EXERCISE OBJECTIVE: Give each record below again, without a single difference.

SOURCE RECORDS:
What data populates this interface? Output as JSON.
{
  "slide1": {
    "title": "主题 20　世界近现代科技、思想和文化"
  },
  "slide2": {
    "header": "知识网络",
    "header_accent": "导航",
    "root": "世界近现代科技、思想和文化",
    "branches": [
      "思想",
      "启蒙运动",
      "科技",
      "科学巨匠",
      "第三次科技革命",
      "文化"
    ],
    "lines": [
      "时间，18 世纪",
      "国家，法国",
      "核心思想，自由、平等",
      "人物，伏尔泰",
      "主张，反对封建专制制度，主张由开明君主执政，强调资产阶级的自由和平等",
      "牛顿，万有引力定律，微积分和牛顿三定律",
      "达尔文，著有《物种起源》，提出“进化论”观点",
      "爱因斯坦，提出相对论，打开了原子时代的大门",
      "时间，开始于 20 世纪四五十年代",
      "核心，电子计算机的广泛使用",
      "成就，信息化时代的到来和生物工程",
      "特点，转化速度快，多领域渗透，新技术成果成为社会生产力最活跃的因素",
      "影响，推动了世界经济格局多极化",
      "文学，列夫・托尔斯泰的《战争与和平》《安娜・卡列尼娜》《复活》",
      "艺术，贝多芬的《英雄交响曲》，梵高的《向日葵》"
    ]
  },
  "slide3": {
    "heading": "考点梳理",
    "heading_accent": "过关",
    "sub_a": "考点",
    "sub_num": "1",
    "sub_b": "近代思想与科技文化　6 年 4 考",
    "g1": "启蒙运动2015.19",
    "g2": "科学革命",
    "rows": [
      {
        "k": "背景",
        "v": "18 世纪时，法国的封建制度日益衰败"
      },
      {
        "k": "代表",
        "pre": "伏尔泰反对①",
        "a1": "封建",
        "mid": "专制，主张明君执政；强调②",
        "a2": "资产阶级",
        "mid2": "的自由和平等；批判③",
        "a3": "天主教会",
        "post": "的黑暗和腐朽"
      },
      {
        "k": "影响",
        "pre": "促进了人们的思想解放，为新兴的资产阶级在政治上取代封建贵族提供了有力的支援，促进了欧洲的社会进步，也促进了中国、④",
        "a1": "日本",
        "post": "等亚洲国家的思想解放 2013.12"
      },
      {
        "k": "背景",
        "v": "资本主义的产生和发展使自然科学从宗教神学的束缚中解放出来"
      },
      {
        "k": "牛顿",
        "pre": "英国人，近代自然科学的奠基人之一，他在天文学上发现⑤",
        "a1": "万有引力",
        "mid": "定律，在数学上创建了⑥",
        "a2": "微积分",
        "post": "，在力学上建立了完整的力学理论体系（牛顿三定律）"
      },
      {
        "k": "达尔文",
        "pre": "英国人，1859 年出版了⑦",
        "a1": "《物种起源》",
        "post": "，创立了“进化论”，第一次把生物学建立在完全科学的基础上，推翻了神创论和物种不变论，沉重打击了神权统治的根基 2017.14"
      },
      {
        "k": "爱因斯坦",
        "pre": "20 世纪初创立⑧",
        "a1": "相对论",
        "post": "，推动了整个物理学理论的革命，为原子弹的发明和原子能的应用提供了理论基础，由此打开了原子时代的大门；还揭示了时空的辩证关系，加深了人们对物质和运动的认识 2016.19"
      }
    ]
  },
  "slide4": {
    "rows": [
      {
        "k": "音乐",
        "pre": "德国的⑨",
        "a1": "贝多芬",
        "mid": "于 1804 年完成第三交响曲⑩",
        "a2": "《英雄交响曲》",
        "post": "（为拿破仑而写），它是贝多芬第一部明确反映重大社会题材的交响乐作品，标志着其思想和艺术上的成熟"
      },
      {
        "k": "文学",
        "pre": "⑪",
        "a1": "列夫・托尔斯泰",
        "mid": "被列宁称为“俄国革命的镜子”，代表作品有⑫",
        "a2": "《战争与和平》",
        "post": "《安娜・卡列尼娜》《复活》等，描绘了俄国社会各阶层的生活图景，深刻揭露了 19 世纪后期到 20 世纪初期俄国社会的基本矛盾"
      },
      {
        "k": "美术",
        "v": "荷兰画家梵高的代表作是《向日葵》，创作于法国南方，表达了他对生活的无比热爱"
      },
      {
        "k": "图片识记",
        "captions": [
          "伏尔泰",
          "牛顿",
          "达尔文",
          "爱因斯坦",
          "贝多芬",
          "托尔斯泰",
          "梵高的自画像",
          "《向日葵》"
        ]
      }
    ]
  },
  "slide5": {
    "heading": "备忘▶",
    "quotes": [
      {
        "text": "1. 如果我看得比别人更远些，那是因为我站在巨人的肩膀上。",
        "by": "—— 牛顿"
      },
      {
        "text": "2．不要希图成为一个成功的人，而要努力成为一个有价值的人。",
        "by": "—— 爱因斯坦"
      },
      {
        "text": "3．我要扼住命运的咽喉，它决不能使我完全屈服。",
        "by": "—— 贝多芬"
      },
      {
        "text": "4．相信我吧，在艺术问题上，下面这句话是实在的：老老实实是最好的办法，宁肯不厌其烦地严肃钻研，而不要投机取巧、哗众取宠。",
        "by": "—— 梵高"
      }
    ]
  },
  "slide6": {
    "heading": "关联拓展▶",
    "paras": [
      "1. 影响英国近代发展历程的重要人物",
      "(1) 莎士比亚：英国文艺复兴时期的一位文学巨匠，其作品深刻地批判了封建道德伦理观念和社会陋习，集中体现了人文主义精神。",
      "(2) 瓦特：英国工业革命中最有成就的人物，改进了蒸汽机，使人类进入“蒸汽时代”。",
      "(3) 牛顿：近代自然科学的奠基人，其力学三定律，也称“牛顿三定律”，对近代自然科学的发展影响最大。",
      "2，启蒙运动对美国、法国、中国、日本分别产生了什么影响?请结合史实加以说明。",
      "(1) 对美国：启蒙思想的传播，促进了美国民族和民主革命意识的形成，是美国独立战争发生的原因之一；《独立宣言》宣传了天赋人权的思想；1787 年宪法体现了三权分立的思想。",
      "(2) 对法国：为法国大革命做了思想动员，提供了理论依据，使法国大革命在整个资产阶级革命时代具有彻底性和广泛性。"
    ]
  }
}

ANSWER BOX:
What data populates this interface? Output as JSON.
{
  "slide1": {
    "title": "主题 20　世界近现代科技、思想和文化"
  },
  "slide2": {
    "header": "知识网络",
    "header_accent": "导航",
    "root": "世界近现代科技、思想和文化",
    "branches": [
      "思想",
      "启蒙运动",
      "科技",
      "科学巨匠",
      "第三次科技革命",
      "文化"
    ],
    "lines": [
      "时间，18 世纪",
      "国家，法国",
      "核心思想，自由、平等",
      "人物，伏尔泰",
      "主张，反对封建专制制度，主张由开明君主执政，强调资产阶级的自由和平等",
      "牛顿，万有引力定律，微积分和牛顿三定律",
      "达尔文，著有《物种起源》，提出“进化论”观点",
      "爱因斯坦，提出相对论，打开了原子时代的大门",
      "时间，开始于 20 世纪四五十年代",
      "核心，电子计算机的广泛使用",
      "成就，信息化时代的到来和生物工程",
      "特点，转化速度快，多领域渗透，新技术成果成为社会生产力最活跃的因素",
      "影响，推动了世界经济格局多极化",
      "文学，列夫・托尔斯泰的《战争与和平》《安娜・卡列尼娜》《复活》",
      "艺术，贝多芬的《英雄交响曲》，梵高的《向日葵》"
    ]
  },
  "slide3": {
    "heading": "考点梳理",
    "heading_accent": "过关",
    "sub_a": "考点",
    "sub_num": "1",
    "sub_b": "近代思想与科技文化　6 年 4 考",
    "g1": "启蒙运动2015.19",
    "g2": "科学革命",
    "rows": [
      {
        "k": "背景",
        "v": "18 世纪时，法国的封建制度日益衰败"
      },
      {
        "k": "代表",
        "pre": "伏尔泰反对①",
        "a1": "封建",
        "mid": "专制，主张明君执政；强调②",
        "a2": "资产阶级",
        "mid2": "的自由和平等；批判③",
        "a3": "天主教会",
        "post": "的黑暗和腐朽"
      },
      {
        "k": "影响",
        "pre": "促进了人们的思想解放，为新兴的资产阶级在政治上取代封建贵族提供了有力的支援，促进了欧洲的社会进步，也促进了中国、④",
        "a1": "日本",
        "post": "等亚洲国家的思想解放 2013.12"
      },
      {
        "k": "背景",
        "v": "资本主义的产生和发展使自然科学从宗教神学的束缚中解放出来"
      },
      {
        "k": "牛顿",
        "pre": "英国人，近代自然科学的奠基人之一，他在天文学上发现⑤",
        "a1": "万有引力",
        "mid": "定律，在数学上创建了⑥",
        "a2": "微积分",
        "post": "，在力学上建立了完整的力学理论体系（牛顿三定律）"
      },
      {
        "k": "达尔文",
        "pre": "英国人，1859 年出版了⑦",
        "a1": "《物种起源》",
        "post": "，创立了“进化论”，第一次把生物学建立在完全科学的基础上，推翻了神创论和物种不变论，沉重打击了神权统治的根基 2017.14"
      },
      {
        "k": "爱因斯坦",
        "pre": "20 世纪初创立⑧",
        "a1": "相对论",
        "post": "，推动了整个物理学理论的革命，为原子弹的发明和原子能的应用提供了理论基础，由此打开了原子时代的大门；还揭示了时空的辩证关系，加深了人们对物质和运动的认识 2016.19"
      }
    ]
  },
  "slide4": {
    "rows": [
      {
        "k": "音乐",
        "pre": "德国的⑨",
        "a1": "贝多芬",
        "mid": "于 1804 年完成第三交响曲⑩",
        "a2": "《英雄交响曲》",
        "post": "（为拿破仑而写），它是贝多芬第一部明确反映重大社会题材的交响乐作品，标志着其思想和艺术上的成熟"
      },
      {
        "k": "文学",
        "pre": "⑪",
        "a1": "列夫・托尔斯泰",
        "mid": "被列宁称为“俄国革命的镜子”，代表作品有⑫",
        "a2": "《战争与和平》",
        "post": "《安娜・卡列尼娜》《复活》等，描绘了俄国社会各阶层的生活图景，深刻揭露了 19 世纪后期到 20 世纪初期俄国社会的基本矛盾"
      },
      {
        "k": "美术",
        "v": "荷兰画家梵高的代表作是《向日葵》，创作于法国南方，表达了他对生活的无比热爱"
      },
      {
        "k": "图片识记",
        "captions": [
          "伏尔泰",
          "牛顿",
          "达尔文",
          "爱因斯坦",
          "贝多芬",
          "托尔斯泰",
          "梵高的自画像",
          "《向日葵》"
        ]
      }
    ]
  },
  "slide5": {
    "heading": "备忘▶",
    "quotes": [
      {
        "text": "1. 如果我看得比别人更远些，那是因为我站在巨人的肩膀上。",
        "by": "—— 牛顿"
      },
      {
        "text": "2．不要希图成为一个成功的人，而要努力成为一个有价值的人。",
        "by": "—— 爱因斯坦"
      },
      {
        "text": "3．我要扼住命运的咽喉，它决不能使我完全屈服。",
        "by": "—— 贝多芬"
      },
      {
        "text": "4．相信我吧，在艺术问题上，下面这句话是实在的：老老实实是最好的办法，宁肯不厌其烦地严肃钻研，而不要投机取巧、哗众取宠。",
        "by": "—— 梵高"
      }
    ]
  },
  "slide6": {
    "heading": "关联拓展▶",
    "paras": [
      "1. 影响英国近代发展历程的重要人物",
      "(1) 莎士比亚：英国文艺复兴时期的一位文学巨匠，其作品深刻地批判了封建道德伦理观念和社会陋习，集中体现了人文主义精神。",
      "(2) 瓦特：英国工业革命中最有成就的人物，改进了蒸汽机，使人类进入“蒸汽时代”。",
      "(3) 牛顿：近代自然科学的奠基人，其力学三定律，也称“牛顿三定律”，对近代自然科学的发展影响最大。",
      "2，启蒙运动对美国、法国、中国、日本分别产生了什么影响?请结合史实加以说明。",
      "(1) 对美国：启蒙思想的传播，促进了美国民族和民主革命意识的形成，是美国独立战争发生的原因之一；《独立宣言》宣传了天赋人权的思想；1787 年宪法体现了三权分立的思想。",
      "(2) 对法国：为法国大革命做了思想动员，提供了理论依据，使法国大革命在整个资产阶级革命时代具有彻底性和广泛性。"
    ]
  }
}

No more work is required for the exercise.